The Shangri-La Hotel in Beijing has as many as 42 fillings at different prices, including some special flavours such as rose with red bean paste. Diabetics can choose low-sugar pumpkin mooncakes, and those who want to keep fit can buy ones containing cereal germs.
The hotel has unveiled a mooncake package at the price of 138 yuan aimed at the mass market, and Disney-themed items for children, who are diehard fans of the traditional pastries.
You will find classic animated characters such as Minnie Mouse carved into the mooncake and also printed on the elegant packaging.
"The tradition of sending mooncakes as gifts to families and friends is deeply rooted in our culture, and it has become a consumption model. It is still the mainstream." Bian says.
According to Bian, some manufacturers are looking for mooncake recipes from the early years of the delicacy so customers will remember the tastes of the past. For example, compared with the original lotus seed paste, the current blend has a higher sugar content.
Manufactures are confident about sales this year because of the quality of the products and the relatively low prices.
Beijing Marriott Hotel City Wall has three types of mooncake packages, with prices ranging from 199 to 399 yuan. Ji Tian, the marketing and communications manager, estimates about 6,000 packages will be sold.
"Customers prefer mooncakes with traditional flavours. You can enjoy delicious mooncakes in elegant packages at a reasonable price," Ji says.
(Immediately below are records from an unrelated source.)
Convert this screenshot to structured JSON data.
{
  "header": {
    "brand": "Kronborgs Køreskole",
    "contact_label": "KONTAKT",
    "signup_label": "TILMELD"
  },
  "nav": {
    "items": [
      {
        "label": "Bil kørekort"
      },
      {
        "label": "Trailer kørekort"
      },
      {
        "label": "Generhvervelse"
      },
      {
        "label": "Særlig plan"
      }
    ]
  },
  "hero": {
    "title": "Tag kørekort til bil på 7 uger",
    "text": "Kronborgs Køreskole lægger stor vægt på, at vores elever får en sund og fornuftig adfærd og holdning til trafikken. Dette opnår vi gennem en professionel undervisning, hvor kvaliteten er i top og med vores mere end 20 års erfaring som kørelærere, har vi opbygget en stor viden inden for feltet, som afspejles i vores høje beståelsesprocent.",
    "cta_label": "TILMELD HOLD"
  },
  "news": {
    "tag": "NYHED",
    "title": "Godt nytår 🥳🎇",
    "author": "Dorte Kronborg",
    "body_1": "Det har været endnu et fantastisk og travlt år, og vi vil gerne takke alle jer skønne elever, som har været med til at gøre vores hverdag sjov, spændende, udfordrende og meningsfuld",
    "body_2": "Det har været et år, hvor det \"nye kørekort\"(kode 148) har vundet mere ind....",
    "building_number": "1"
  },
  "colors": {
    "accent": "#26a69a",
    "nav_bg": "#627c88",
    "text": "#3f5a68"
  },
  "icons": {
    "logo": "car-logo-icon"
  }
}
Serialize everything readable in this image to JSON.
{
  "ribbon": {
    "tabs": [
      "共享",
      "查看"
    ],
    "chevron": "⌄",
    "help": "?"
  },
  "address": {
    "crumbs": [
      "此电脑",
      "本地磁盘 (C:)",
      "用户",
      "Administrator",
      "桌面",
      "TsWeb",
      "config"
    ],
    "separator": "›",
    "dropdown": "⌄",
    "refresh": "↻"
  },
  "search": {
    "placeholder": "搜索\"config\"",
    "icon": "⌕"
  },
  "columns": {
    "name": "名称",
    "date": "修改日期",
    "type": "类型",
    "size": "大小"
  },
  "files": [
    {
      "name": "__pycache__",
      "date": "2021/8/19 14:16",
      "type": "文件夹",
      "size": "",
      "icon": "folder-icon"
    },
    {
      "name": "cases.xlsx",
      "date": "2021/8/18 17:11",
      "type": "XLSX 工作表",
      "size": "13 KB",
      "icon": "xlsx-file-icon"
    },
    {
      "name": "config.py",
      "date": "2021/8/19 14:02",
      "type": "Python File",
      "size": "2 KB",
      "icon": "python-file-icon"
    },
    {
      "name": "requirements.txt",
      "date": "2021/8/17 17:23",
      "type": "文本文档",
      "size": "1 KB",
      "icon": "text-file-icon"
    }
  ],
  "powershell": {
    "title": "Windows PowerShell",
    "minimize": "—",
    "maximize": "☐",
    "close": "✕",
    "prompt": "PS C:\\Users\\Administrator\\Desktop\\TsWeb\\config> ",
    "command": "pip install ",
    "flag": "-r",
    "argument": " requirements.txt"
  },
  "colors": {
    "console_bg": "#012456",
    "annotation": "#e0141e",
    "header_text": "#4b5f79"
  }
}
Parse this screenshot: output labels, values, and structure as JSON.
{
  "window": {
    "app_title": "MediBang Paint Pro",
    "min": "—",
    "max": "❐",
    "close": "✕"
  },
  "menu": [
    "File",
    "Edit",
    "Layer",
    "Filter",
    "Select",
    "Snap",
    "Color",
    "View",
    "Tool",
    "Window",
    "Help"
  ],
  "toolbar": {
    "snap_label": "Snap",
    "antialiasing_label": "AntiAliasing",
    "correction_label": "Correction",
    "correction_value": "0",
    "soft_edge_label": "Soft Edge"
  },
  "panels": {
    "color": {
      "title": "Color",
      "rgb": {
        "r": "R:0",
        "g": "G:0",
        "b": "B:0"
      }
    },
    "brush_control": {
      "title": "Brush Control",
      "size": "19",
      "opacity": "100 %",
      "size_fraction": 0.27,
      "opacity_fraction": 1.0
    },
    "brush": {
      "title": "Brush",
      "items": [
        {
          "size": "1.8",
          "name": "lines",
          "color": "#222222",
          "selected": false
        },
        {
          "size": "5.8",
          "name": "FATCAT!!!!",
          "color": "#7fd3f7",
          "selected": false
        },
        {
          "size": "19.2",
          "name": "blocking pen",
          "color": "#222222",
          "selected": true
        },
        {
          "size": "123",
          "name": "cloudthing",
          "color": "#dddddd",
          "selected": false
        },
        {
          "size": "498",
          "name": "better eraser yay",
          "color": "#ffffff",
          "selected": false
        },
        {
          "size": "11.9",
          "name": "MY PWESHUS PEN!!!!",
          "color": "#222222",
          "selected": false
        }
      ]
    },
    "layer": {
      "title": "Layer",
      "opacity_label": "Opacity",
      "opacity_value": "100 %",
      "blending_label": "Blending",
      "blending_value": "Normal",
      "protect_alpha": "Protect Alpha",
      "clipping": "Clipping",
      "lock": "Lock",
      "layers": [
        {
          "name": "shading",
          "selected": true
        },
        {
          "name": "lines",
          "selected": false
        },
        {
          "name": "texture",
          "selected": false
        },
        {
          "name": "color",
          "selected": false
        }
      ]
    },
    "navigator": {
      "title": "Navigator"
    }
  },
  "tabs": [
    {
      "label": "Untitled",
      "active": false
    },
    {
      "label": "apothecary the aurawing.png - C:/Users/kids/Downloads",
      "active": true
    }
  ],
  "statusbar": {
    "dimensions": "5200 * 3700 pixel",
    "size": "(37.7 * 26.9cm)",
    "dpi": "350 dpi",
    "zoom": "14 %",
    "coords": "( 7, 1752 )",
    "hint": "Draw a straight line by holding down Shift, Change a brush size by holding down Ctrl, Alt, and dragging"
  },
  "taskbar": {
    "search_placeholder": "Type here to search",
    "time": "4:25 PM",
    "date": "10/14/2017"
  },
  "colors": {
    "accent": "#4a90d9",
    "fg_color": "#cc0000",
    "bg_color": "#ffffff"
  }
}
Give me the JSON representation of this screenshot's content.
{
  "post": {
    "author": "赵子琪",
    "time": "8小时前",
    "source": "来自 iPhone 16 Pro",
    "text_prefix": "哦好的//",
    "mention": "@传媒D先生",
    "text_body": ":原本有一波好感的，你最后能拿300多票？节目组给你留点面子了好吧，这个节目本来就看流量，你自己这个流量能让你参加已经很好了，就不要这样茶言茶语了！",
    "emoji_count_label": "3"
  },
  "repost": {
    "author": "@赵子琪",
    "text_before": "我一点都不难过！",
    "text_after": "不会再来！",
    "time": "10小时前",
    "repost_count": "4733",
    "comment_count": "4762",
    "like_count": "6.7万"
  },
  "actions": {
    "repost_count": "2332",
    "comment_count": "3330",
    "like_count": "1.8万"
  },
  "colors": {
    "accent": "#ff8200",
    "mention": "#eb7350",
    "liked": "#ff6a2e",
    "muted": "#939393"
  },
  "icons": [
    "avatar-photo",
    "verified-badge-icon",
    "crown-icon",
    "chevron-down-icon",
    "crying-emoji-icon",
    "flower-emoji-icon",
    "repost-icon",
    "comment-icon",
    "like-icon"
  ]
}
Zhang Wenlei, assistant director of food and beverage, at the Westin Beijing Financial Street, says: "I am confident about our mooncake sales because people's incomes have risen, and they attach great importance to family reunions."